As the chief implementer of RA 7925, or the Public Telecommunications Service Act of 1995, NTC, on the other hand, is empowered to pursue the state policy to provide the people with “viable, efficient, reliable, and universal telecommunications infrastructure using the best available and affordable latest technology.”
It is mandated by law to pursue fair interconnection among service providers, provide telecommunications services to unserved and underserved areas, assign frequency spectrum to service providers, and ensure the private sector’s participation in the country’s telecommunications sector.
As the administrator of RA 7925, NTC, a quasi-judicial body, is mandated to conduct a thorough evaluation of prospective telcos and other service providers to determine their economic fitness, technological capacity and capability, and financial muscle to enter the Philippine market, perform full blast operations, and offer efficient and cost effective telecommunications services.
It is empowered to impose fees and penalties to erring service providers, protect consumers from predatory pricing and other market manipulations, and decide on revenue sharing among service providers.
Although PCC was created only in 2014, its first chief, development economist Arsenio Balisacan, is not new to public service. Balisacan was director-general of the National Economic Development Authority (NEDA) and concurrent socio-planning secretary, when then president Benigno Aquino Jr named him its first head.
His stint at NEDA was somewhat tarnished by recent Commission on Audit’s (COA) findings, showing Balisacan as having received what was considered unlawfully granted incentives casts. COA has asked Balisacan and other NEDA officials to return to the government P73.64 million in employee incentives unlawfully granted from 2010 to 2012.
This order is contained in a 6-page decision, where COA directed its prosecution and litigation office to forward the case to the Office of the Ombudsman for investigation and the filing of appropriate charges.

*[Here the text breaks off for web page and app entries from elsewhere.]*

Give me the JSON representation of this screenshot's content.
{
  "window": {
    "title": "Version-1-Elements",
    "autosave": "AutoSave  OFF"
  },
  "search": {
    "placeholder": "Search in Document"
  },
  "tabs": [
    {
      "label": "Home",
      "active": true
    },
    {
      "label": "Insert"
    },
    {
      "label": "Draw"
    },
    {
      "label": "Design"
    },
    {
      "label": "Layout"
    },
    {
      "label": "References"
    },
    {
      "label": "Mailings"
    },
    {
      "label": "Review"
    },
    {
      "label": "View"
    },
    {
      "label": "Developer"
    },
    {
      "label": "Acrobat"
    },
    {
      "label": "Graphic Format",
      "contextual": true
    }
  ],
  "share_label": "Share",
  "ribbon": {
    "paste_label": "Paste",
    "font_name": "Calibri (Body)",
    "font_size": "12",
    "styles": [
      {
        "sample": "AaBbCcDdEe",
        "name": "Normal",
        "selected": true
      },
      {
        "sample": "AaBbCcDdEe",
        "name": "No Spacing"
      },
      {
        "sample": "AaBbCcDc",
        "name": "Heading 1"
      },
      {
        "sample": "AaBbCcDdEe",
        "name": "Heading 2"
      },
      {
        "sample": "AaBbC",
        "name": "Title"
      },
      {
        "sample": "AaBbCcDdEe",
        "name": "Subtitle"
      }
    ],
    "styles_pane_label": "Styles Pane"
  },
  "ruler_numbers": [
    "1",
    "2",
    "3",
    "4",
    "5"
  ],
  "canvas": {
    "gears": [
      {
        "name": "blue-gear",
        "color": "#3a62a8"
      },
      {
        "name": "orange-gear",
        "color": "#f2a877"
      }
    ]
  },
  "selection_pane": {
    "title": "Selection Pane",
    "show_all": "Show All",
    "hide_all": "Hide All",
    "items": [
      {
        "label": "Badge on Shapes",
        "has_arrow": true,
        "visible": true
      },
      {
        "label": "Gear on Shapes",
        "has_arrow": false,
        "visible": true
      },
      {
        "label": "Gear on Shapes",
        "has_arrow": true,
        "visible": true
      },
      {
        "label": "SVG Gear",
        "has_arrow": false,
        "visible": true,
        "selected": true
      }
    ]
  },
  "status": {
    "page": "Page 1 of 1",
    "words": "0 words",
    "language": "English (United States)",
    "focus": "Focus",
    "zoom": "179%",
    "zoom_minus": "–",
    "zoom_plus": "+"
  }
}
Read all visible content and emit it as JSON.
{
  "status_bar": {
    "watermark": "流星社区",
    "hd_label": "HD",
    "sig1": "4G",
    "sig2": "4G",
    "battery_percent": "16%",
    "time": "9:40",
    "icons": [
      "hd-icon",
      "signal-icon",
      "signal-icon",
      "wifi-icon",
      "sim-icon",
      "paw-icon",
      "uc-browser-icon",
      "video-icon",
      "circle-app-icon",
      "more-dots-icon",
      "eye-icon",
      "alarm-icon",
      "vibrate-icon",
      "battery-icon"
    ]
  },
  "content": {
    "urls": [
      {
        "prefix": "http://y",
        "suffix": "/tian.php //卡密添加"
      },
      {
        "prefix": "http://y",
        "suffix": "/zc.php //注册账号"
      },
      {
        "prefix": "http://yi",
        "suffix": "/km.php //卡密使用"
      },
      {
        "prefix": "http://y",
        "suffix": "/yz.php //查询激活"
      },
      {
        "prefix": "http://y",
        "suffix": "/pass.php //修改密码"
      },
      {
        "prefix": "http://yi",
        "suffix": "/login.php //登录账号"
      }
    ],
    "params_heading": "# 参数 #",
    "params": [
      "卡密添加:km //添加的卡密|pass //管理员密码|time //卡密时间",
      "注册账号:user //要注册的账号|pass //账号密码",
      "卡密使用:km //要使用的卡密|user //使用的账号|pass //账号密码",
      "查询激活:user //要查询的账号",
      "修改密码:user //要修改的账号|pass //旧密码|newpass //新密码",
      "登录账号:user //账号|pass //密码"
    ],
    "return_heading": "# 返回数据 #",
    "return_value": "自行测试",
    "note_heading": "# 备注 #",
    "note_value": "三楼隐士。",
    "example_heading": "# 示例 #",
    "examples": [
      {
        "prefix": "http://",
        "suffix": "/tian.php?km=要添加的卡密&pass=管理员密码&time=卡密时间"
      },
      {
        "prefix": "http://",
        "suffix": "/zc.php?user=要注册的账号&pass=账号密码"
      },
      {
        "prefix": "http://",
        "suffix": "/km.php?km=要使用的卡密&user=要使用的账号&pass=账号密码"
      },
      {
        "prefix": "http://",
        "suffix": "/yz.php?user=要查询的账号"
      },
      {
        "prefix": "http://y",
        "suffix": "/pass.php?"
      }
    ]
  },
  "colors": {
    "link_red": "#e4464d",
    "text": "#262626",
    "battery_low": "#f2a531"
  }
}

COA has no prosecutorial powers.
The COA order seems to cast doubt over his authority to head the PCC, particularly his moral ascendancy to lead aggressive, high-profile attacks against what he deems as “anti-competitive” behavior by corporations.
COA said NEDA’s grant of the cost economy measure award (CEMA) – a reward for personnel who propose time-saving measures – was not reviewed by the Department of Budget and Management.
“All told, the grant of CEMA is not clothed with authority, considering that it lacked review by the DBM and the eventual approval by the President. Hence, its disallowance is proper,” the decision said.
Besides the failure to secure the DBM and the President’s authorization, COA noted that NEDA Office Circular No. 03-2005 did not even set the criteria for entitlement to the incentive. While NEDA said it managed to meet or exceed its target accomplishment despite only having 64% of the manpower requirement, COA said it did not specify or quantify how man-hours and costs were saved with enough evidence.
In his paper presented during the 2017 Telecommunications Summit, Dr Epictetus Patalinjug, a scholar on economic and business issues, cited the consultative document on competition policy that recommended that NTC assume what he had described as a proactive regulatory stance on competition-related issues.
Patalinjug also cited a World Bank study that concluded NTC has limited capacity and resources to set and implement spectrum management policies. This lack has led to a largely passive mode of regulation.
Such institutional passivity in NTC’s official regulatory functions could be a factor in the long-standing perception of regulatory capture, where NTC appeared to have kowtowed to the wishes of the big guys in the telecommunications sectors, including the two biggest conglomerates – PLDT and Globe Telecom.
Hence, its institutional lack of official capability to appraise service providers could be aptly used to railroad the entry of the third telco player. – Rappler.com